[The records]:
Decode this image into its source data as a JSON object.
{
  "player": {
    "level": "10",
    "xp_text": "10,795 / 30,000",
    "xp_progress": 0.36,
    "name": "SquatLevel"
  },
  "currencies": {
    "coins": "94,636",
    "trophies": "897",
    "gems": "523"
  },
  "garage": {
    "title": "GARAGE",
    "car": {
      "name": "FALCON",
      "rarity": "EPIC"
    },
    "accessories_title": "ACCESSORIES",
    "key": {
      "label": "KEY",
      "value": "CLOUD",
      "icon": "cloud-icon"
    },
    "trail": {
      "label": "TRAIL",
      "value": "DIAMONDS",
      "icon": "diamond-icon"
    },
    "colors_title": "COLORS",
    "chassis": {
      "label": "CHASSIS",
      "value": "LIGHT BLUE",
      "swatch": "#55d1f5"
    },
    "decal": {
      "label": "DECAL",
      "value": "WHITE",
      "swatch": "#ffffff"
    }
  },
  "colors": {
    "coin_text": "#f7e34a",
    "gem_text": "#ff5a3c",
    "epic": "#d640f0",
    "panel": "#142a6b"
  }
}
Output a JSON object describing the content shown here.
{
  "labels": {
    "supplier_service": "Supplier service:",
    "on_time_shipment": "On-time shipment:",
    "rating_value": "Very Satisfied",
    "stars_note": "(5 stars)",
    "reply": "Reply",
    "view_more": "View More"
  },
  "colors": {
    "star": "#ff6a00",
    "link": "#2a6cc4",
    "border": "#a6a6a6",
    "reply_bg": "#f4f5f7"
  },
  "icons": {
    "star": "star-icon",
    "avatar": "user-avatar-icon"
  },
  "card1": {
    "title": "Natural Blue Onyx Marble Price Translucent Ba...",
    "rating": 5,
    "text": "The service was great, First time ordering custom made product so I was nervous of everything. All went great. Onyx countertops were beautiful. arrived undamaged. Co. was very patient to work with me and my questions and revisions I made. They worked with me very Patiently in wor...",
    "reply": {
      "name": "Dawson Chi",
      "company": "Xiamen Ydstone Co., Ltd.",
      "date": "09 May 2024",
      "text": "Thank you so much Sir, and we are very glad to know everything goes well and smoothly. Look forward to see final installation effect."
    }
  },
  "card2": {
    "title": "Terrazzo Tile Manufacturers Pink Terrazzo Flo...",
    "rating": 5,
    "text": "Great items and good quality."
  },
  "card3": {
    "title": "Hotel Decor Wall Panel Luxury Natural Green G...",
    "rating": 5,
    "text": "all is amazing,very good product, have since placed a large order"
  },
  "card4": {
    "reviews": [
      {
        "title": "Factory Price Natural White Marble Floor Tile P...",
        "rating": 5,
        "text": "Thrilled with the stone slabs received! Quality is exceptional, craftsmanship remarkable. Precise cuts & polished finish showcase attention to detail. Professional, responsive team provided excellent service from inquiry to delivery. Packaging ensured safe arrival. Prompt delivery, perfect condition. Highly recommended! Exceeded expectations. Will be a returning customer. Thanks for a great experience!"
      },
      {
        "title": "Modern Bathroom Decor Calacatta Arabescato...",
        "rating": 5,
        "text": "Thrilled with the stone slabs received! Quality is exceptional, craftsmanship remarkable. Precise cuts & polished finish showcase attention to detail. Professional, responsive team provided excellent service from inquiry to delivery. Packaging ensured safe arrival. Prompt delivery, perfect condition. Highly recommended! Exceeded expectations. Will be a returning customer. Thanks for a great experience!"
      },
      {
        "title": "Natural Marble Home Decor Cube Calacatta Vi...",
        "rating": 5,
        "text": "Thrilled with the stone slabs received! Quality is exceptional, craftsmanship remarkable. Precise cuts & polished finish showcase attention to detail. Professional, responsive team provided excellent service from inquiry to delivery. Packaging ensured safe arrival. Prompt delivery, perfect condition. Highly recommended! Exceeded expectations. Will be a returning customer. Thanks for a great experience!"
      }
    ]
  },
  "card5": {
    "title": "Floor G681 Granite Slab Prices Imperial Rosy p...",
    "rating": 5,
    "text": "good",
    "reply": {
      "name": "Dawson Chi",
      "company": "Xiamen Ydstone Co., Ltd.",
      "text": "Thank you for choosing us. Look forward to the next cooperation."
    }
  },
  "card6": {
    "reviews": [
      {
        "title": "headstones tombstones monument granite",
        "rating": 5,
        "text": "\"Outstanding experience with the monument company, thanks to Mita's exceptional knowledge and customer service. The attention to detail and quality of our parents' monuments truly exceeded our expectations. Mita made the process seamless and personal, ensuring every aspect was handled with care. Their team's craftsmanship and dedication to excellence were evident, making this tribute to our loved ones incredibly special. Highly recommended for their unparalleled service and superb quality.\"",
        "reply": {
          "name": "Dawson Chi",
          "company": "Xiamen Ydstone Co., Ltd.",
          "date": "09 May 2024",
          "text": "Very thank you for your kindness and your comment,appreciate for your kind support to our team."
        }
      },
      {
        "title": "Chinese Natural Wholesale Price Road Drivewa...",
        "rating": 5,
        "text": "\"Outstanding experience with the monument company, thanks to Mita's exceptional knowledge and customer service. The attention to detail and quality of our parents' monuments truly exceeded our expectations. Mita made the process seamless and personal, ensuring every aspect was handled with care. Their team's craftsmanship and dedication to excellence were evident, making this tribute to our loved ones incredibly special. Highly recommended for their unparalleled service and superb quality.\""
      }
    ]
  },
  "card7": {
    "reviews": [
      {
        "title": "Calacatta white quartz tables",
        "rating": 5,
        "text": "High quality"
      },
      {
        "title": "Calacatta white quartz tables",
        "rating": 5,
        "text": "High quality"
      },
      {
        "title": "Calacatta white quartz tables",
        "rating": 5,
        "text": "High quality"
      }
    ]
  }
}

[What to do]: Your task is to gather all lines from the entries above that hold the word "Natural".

[Task output]:
    "title": "Natural Blue Onyx Marble Price Translucent Ba...",
    "title": "Hotel Decor Wall Panel Luxury Natural Green G...",
        "title": "Factory Price Natural White Marble Floor Tile P...",
        "title": "Natural Marble Home Decor Cube Calacatta Vi...",
        "title": "Chinese Natural Wholesale Price Road Drivewa...",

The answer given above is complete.